My mother is 84 and although she hasn't been diagnosed with dementia she does seem to have some very peculiar ways lately, esp. around matters of hygiene and toilet problems. She has IBS and sometimes doesn't make it to the toilet in time, but each time it happens she seems to go into denial, tries to act like nothing's wrong, and sometimes sits in her soiled clothes for hours, even sleeping in them overnight!

Mum's not disabled and I've made sure she has wet wipes, disposable panties and gloves etc, but each time she has a toilet mishap, instead of sorting it out herself Mum just pretends it hasn't happened. So, part of me wonders if Mum has got some kind of dementia, because it's just so odd to sit in her own filth, without even trying to sort it out. (Edited to downsize, as realised I was going off topic.)

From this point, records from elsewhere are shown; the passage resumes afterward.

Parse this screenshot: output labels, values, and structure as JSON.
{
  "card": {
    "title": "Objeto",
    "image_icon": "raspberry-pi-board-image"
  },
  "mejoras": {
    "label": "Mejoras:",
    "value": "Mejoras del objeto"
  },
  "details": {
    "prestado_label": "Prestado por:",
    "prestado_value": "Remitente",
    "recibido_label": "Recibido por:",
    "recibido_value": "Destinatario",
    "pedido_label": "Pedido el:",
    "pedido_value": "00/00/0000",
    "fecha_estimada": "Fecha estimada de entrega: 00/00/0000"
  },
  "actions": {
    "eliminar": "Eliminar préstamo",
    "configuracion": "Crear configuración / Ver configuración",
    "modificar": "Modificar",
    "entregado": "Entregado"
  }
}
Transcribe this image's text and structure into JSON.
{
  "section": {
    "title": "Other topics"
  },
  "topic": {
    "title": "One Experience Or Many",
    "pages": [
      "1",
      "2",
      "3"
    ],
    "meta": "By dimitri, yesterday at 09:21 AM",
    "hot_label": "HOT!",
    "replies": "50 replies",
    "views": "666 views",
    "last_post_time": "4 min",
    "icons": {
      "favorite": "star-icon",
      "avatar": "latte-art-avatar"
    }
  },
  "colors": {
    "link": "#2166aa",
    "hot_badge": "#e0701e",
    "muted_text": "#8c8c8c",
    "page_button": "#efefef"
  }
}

I agree with what others have said about using the hoist etc - only you can know what works for you in this situation, so stick with your instincts. It's a very tricky problem so don't worry if you are breaking a few of the H&S rules - they can't cover every situation.
I would whole heartedly agree with the OT about the sling chafing and rubbing. Don't go down the pressure sore road if you can help it, they're not funny.
Make sure that mum's tops or dresses or trousers are as crease-free as you can get them around places like bum, tops of legs, elbows, that awkward 'in-between legs' bit. And try and keep checking clothes throughout the day, as she moves about.
It might be a phaff, yes, I know, it's a right pain sometimes, but either keep checking or end up with unseen creases and rub marks.
Always take the sling out when mum lands in the wheelchair in the mornings and start again at bedtime. Ask the OT to show you how to put the sling back under mum whilst she's in her chair (if she hadsn't done this already).

Congrats to you for perservering, gets easy with practice, like everything else really.
Take care now.